For the last few years the term 'dying matters' has been increasingly heard – in the media, in health and care settings, and in local communities generally. This week is Dying Matters Awareness Week and events are taking place all around the country to promote this. But does this mean that there is a sense, for some at least, that dying doesn't matter?
I don’t believe that this is the case; dying matters enormously. And if you look around you will see, increasingly, people publicly acknowledging this.
Ever since the national outpouring of grief following the death of Lady Diana, the nation has become accustomed to public expressions of grief – the laying of flowers in public spaces, of signing books of remembrance, of the televising of funerals such as those of George Best and Whitney Houston, and also a move towards the arranging of more elaborate funerals for their own family members.
Plan ahead now so grieving can take precedence later
What we’re not so good at is taking matters in hand or planning ahead.
The loss of a loved one is a time of psychological distress, trauma and shock; and all this at the same time as the likely upheaval of more practical aspects of life (finance, accommodation, work, care, etc). And yet we are forced to make big decisions - to gather resources, both mentally and practically, that we may not have.
The Dying Matters message is that if we can manage, in some small part at least, to have made some of these decisions, plans and arrangements in advance then we will be in a better position to cope with these practicalities when the time comes, and to make sure our choices are followed.

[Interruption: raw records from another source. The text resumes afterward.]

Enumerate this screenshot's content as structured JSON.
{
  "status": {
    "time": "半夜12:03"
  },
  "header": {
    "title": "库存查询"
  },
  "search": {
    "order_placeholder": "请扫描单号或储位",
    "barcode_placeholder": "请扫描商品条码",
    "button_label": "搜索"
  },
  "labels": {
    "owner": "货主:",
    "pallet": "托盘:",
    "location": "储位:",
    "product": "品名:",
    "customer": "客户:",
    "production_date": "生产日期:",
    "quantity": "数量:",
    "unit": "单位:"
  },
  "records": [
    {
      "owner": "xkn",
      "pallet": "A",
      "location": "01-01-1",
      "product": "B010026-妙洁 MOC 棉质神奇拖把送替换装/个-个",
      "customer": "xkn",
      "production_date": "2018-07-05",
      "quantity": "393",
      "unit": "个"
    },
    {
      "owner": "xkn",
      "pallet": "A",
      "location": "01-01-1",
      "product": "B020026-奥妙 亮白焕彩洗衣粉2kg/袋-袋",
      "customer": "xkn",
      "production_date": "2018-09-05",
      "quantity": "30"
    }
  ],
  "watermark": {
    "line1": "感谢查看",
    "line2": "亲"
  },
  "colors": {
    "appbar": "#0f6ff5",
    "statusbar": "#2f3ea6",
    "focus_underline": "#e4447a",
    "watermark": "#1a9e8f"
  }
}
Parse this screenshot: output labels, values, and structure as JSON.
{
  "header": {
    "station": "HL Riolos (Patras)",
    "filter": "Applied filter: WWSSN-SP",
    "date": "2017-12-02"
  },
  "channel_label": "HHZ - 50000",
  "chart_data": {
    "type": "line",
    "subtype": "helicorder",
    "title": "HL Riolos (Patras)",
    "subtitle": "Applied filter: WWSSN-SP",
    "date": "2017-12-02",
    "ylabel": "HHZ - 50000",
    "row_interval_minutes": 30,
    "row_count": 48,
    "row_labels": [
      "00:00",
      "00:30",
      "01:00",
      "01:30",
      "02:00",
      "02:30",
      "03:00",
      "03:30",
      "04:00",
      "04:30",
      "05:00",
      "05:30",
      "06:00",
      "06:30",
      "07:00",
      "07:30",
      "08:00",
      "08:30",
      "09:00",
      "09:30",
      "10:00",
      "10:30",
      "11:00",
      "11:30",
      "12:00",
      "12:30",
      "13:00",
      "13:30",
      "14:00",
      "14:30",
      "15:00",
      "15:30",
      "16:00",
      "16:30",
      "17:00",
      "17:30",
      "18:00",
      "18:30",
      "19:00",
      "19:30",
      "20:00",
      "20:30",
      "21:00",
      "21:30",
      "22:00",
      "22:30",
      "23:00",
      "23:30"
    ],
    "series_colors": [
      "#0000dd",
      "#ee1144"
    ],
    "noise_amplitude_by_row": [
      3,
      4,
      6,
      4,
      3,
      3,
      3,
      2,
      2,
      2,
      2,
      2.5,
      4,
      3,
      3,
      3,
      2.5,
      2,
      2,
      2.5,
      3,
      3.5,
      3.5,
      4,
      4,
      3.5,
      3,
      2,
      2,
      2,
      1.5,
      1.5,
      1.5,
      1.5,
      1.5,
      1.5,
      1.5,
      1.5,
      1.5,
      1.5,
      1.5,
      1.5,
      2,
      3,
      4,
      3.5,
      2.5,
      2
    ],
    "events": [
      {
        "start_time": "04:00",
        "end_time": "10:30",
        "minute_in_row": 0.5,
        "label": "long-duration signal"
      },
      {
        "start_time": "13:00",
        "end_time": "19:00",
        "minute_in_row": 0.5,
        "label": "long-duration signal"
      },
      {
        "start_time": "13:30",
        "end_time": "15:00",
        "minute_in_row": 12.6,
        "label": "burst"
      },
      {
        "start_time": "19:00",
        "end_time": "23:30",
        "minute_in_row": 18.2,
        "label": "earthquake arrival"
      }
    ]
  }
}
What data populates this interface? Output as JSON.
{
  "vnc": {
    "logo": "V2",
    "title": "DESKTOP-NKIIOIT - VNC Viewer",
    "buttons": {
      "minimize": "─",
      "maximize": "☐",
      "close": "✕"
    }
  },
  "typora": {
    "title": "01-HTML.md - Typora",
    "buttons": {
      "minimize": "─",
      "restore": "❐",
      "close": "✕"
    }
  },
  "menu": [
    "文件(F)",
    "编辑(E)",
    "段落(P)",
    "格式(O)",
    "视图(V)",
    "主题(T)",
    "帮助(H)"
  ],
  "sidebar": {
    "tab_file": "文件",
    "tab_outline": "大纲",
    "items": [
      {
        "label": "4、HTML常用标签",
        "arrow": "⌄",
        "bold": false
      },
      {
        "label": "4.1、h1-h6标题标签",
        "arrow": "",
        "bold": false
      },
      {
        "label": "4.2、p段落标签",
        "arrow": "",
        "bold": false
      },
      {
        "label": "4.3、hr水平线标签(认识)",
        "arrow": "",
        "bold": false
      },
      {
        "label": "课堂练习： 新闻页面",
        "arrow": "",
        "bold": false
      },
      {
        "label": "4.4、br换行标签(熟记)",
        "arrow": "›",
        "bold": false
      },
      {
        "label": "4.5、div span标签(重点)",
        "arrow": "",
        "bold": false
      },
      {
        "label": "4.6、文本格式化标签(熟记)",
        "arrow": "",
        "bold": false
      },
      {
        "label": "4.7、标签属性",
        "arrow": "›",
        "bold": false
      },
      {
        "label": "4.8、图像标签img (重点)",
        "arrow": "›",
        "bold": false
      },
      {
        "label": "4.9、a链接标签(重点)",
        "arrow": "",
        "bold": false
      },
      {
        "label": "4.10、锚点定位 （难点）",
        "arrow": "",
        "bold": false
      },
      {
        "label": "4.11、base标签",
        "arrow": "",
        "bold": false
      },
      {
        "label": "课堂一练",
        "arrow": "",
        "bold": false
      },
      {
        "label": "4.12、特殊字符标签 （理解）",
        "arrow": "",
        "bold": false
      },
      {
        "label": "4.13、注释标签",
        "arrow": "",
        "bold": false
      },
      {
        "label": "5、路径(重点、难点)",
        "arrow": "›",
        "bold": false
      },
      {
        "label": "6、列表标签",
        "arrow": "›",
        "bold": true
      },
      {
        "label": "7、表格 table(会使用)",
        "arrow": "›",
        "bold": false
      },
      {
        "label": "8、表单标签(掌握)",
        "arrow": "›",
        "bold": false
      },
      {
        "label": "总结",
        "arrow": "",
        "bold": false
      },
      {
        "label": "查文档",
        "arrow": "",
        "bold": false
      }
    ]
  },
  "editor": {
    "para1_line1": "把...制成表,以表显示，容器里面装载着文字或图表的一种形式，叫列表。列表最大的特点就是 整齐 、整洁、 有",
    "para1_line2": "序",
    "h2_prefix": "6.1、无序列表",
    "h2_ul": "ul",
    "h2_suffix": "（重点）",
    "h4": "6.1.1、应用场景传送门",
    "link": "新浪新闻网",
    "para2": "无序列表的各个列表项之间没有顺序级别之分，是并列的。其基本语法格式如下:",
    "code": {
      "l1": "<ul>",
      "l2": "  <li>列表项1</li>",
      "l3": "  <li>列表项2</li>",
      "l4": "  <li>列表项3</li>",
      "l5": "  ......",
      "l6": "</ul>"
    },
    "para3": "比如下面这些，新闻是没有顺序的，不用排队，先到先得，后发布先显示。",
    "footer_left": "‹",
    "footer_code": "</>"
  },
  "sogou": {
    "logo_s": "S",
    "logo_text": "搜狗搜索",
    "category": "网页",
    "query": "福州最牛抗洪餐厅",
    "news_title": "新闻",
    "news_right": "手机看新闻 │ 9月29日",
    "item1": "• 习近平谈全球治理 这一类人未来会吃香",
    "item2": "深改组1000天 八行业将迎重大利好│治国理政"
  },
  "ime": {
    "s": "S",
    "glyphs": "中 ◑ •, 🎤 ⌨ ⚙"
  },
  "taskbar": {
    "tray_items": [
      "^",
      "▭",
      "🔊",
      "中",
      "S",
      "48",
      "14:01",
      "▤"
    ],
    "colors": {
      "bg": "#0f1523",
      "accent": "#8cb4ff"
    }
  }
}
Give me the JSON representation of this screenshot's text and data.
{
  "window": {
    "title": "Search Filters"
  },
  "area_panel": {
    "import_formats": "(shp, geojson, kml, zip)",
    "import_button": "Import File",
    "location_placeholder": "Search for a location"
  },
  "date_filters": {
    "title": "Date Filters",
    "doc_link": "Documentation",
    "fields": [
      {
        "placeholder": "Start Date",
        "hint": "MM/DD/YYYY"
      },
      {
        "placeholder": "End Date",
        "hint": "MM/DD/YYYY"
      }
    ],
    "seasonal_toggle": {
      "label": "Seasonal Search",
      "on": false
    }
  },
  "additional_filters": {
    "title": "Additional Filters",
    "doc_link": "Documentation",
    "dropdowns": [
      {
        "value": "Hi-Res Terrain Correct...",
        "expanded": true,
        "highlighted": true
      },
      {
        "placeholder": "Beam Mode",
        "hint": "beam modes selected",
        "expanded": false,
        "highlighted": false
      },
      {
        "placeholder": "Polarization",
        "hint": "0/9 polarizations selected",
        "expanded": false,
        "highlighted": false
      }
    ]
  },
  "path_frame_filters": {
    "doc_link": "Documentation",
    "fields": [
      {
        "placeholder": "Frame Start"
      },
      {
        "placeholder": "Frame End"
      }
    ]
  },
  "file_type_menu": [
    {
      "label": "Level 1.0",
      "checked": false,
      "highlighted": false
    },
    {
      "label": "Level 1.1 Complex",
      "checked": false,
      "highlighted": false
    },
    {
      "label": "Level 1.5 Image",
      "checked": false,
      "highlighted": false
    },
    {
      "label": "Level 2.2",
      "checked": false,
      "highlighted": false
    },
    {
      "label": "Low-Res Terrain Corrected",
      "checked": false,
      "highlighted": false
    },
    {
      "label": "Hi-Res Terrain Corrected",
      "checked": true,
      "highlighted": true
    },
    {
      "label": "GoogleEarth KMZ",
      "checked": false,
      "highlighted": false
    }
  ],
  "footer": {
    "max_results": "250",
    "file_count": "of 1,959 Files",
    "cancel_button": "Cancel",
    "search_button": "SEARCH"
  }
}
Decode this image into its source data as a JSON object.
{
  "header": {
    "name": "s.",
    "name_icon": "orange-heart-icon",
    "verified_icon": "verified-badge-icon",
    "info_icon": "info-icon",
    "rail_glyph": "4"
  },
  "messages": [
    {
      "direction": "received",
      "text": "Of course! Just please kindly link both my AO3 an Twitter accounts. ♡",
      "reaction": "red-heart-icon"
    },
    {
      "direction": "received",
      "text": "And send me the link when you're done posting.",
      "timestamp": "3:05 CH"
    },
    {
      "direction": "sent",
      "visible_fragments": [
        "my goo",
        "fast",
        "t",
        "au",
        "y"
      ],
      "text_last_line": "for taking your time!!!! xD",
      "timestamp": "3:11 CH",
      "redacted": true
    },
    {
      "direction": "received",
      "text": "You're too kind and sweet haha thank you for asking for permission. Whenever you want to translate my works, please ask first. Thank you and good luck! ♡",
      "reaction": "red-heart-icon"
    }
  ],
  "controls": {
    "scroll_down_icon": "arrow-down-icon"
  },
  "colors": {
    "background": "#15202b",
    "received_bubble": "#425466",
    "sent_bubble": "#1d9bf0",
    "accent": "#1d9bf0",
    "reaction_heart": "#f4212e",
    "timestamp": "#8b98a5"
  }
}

Here are five key things we can do in advance, and some advice from our Family & Bereavement Support team on how and when to do them.
1. Make a Will
This can help ensure that the wishes of the person who is dying are followed and that their property, finances, etc go to the right people. It can also help to reduce pressure and possible conflict amongst the family.
2. Appoint a Power of Attorney
A Power of Attorney (PoA) - which can include several appointees - can be appointed either for property and finances or for health and welfare decisions, and is important if the person who is ill becomes unable to make decisions for themselves.
The PoA, usually someone who knows the person well, can then legally make decisions on the person’s behalf.
3. Make an Advance Care Plan (Advance Statement of Wishes)
If a person becomes unable to make their wishes known, an Advance Care Plan can help both PoAs or health and social care teams try to make sure that the care and treatment they provide and the decisions they make are carried out in accordance with your, or your loved one's, wishes.
4. Discuss the funeral
This includes not only the details, such as the music, but also how it might be paid for. Whilst people are now being encouraged to tell their family and friends what they would like their funeral to be like, this can place a huge responsibility on them if sufficient funding isn’t available. Also, some people really don’t mind too much about the details of their funeral (perhaps with the exception of whether to be cremated or buried) and this is fine, too.
Talking about things beforehand can help make sure that everyone knows what the person wants and where the money will come from.
Talking is key. Whether it’s to family, friends or the different professionals involved with helping all these different arrangements to be made, it is important in sorting out the practicalities, but can be very helpful in making people process their feelings and realise they are not alone - and that decisions around dying really do matter.
Head of Family Support - Wheatfields Hospice